The activity of a person’s CYP-enzymes is partially determined by their genotype. Based on genetics, people can be categorized as poor, intermediate, extensive, or ultra-rapid metabolizer. Besides someone's genotype, other factors can also influence the activity of CYP-enzymes like drug-drug interactions, pathogenic conditions, age and lifestyle (particularly smoking), and - often overlooked - inflammatory aspects. These factors can induce or inhibit the enzymes, and therefore a person’s CYP-enzyme phenotype. 

Thus, there can be a mismatch with the expected rate of drug metabolism when only a patient's genotype is taking into account. This mismatch between genotype expected metabolism rate, and the real capacity of drug metabolism ('phenotype') is called phenoconversion.

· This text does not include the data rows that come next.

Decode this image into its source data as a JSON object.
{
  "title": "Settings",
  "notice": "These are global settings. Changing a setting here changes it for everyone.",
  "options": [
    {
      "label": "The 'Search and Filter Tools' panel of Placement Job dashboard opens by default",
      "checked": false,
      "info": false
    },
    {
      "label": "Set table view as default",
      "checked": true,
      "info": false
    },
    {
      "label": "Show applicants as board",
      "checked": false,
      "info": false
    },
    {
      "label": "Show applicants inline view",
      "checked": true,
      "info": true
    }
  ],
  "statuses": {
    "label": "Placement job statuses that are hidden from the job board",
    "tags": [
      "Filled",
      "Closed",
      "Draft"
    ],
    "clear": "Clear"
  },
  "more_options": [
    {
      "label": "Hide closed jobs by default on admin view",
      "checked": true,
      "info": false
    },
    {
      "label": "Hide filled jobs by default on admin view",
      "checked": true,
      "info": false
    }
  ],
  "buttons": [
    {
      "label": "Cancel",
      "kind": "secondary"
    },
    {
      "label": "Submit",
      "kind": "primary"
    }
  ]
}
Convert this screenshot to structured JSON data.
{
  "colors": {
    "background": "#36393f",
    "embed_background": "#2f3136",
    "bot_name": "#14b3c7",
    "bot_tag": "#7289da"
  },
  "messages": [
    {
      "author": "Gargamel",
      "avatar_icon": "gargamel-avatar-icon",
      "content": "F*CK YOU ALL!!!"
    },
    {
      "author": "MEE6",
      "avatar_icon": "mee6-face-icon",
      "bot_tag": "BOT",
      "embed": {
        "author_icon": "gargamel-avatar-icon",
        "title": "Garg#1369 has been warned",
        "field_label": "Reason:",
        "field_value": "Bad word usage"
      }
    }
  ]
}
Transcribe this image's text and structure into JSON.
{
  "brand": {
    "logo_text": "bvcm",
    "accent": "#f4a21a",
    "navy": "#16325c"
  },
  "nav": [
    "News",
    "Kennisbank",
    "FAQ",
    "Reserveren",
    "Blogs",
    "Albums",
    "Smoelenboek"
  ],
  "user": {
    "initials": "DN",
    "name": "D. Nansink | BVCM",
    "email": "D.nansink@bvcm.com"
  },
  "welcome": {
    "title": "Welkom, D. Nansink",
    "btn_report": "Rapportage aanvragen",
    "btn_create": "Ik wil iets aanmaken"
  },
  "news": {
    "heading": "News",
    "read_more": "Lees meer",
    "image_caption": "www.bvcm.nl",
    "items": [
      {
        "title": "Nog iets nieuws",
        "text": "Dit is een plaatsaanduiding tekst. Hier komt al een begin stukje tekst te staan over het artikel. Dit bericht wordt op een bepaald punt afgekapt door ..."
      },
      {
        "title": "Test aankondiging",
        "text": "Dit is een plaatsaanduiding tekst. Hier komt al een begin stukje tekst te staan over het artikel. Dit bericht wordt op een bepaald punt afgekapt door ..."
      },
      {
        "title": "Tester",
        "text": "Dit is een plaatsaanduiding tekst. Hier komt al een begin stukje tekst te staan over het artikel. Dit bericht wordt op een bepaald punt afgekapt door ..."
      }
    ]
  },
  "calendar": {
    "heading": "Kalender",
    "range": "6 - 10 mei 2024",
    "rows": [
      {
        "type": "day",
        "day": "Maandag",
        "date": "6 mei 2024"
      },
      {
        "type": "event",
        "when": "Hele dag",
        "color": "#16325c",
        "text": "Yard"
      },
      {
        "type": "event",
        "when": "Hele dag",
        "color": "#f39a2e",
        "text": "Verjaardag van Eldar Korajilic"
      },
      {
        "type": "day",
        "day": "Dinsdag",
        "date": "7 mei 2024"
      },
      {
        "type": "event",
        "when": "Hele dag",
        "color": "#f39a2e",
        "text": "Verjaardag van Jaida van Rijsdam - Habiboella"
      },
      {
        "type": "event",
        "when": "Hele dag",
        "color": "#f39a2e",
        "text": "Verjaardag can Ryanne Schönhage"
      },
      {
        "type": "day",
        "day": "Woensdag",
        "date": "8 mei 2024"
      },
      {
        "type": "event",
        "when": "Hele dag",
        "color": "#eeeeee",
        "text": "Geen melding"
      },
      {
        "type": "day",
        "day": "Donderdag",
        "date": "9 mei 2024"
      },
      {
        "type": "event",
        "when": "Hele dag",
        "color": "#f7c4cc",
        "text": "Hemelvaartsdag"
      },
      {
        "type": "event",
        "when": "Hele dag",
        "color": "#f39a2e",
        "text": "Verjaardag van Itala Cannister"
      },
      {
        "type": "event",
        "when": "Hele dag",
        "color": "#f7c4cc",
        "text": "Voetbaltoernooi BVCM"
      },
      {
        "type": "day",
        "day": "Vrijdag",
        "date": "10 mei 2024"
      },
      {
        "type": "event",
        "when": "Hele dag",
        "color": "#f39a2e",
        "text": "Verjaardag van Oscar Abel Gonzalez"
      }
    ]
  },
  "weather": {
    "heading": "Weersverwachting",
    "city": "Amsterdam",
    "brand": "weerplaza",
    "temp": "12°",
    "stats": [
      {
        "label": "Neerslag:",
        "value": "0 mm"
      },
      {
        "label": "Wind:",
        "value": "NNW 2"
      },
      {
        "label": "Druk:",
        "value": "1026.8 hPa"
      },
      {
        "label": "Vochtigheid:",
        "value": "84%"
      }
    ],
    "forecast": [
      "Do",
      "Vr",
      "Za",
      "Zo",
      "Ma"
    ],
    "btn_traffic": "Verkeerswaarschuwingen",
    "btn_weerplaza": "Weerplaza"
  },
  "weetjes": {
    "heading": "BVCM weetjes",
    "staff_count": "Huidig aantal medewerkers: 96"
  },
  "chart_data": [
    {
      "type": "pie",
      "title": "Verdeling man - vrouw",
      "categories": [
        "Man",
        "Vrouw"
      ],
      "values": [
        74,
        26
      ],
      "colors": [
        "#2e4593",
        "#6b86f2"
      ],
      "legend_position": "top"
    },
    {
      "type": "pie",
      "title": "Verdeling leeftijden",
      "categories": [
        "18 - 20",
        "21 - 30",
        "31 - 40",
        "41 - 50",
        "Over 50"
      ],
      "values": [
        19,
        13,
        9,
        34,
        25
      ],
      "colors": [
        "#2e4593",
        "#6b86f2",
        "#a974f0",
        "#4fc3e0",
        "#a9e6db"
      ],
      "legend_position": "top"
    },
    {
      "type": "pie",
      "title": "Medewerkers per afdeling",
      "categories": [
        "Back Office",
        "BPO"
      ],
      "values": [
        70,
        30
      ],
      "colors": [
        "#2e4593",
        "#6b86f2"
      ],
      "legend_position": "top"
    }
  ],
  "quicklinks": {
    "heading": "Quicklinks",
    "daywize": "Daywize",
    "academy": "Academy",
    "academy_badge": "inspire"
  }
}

For example, when a patient categorized as a poor metabolizer for CYP1A2 starts smoking, the smoking may induce the activity of CYP1A2. Hence, the patient ought to be treated like an non-poor CYP1A2 metabolizer. Sometimes it is less clear to predict specific changes. In case of pregnancy, the activity of several CYP450 enzymes are increased, like CYP3A4 and CYP2D6, whereas others (e.g. CYP1A2) are decreased.

Predictions on a patient's metabolism rate can get increasingly complex, for instance if it concerns an elderly patient with hepatitis, who is also a heavy smoker and uses several drugs that interact with the CYP metabolism.


Budesonide is metabolised by CYP3A4 and certain PK parameters are affected in case a budesonide user is characterized as a poor metabolizer.
Which of the following statements is/are true?

When a patient's phenotype is characterized as an ultra-rapid metabolizer for budesonide....



A patient uses metoprolol and is genetically characterized as an ultra-rapid metabolizer for CYP2D6, but his phenotype (metabolic rate) is actually much lower, showing comparable drug metabolism as a poor metabolizer. This mismatch can be attributed to phenoconversion. Which of the following aspects likely contribute to a decrease in metabolism rate, and therefore can (partially) explain the phenoconversion?